completed, as the appellant refused to respond.
. Despite the incomplete nature of theexamination, the appellant was diagnosed with hearing loss. R. at 278.In July 2007, a scheduled VA audiological examination was canceled because the appellantfailed to report for the examination. R. at 404. In August 2007, the appellant underwent a VAgeneral medical examination, during which he reported a history of hearing problems since 1971,due to the hand grenade explosion in service. R. at 314-16. In June 2009, the appellant submitteda statement that there was "no way" he would undergo any future examinations. R. at 86-89.Thereafter, he failed to report to a scheduled July 2009 examination. R. at 90. The appellant wasonce again scheduled to undergo a VA audiological examination in January 2010. R. at 62. He wasnotified by letter in January 2010 of the procedure to follow if he was unable to appear for thescheduled examination. R. at 58. In a January 2010 response, the appellant stated: "I'm not gonnaever go through any more ear exam's ever." R. at 56-57. As a result, the scheduled January 2010examination was canceled. R. at 61.In August 2010, the Board denied the appellant's claim of entitlement to service connectionfor hearing loss. R. at 2-19. This appeal followed.
Establishing service connection generally requires medical or, in certain circumstances, layevidence of (1) a current disability; (2) an in-service incurrence or aggravation of a disease or injury;and (3) a nexus between the claimed in-service disease or injury and the present disability.
See Davidson v. Shinseki
, 581 F.3d 1313 (Fed. Cir. 2009);
Hickson v. West
, 12 Vet.App. 247, 253(1999);
Caluza v. Brown
, 7 Vet.App. 498, 506 (1995),
aff'd per curiam
, 78 F.3d 604 (Fed. Cir. 1996)(table)
A finding of service connection, or no service connection, is a finding of fact reviewed under the "clearly erroneous" standard in 38 U.S.C. § 7261(a)(4).
See Swann v. Brown
, 5 Vet.App. 229,232 (1993). "A factual finding 'is "clearly erroneous" when although there is evidence to support it,the reviewing court on the entire evidence is left with the definite and firm conviction that a mistakehas been committed.'"
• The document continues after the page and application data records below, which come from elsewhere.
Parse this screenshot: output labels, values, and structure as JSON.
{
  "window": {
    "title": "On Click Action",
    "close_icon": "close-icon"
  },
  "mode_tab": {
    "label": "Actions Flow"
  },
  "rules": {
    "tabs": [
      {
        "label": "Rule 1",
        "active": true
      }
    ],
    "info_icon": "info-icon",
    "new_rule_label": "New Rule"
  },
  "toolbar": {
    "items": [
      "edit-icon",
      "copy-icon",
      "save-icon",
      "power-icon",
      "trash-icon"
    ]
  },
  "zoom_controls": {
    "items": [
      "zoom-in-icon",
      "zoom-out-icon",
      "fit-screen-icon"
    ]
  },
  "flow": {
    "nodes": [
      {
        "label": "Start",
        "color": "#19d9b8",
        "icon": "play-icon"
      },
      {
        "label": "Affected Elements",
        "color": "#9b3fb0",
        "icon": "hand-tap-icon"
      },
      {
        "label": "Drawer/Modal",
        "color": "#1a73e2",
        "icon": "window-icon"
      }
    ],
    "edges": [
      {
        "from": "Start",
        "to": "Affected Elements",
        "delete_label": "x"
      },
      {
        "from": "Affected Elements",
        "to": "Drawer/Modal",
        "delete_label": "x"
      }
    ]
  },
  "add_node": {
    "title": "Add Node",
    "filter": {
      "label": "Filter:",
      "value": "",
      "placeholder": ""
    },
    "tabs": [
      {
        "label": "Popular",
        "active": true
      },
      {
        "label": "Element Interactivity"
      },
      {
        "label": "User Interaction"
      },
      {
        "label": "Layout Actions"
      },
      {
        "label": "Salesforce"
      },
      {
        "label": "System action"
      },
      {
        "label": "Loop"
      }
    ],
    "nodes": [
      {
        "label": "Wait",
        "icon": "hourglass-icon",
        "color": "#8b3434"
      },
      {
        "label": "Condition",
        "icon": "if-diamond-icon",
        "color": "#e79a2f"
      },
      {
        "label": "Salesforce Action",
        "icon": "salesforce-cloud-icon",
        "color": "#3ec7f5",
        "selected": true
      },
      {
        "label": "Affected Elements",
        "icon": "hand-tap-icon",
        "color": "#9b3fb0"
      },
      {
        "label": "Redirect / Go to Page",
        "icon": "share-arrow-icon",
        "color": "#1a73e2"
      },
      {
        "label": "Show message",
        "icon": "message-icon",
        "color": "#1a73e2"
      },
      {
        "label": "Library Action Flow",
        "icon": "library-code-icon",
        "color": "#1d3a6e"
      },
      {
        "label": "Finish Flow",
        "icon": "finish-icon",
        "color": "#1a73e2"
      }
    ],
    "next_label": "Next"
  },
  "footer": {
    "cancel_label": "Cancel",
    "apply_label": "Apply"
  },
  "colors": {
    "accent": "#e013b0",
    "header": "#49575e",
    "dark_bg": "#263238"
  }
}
Hersey v. Derwinski
, 2 Vet.App. 91, 94 (1992) (quoting
United States v.United States Gypsum Co.
, 333 U.S. 364, 395 (1948)). The Court may not substitute its judgment3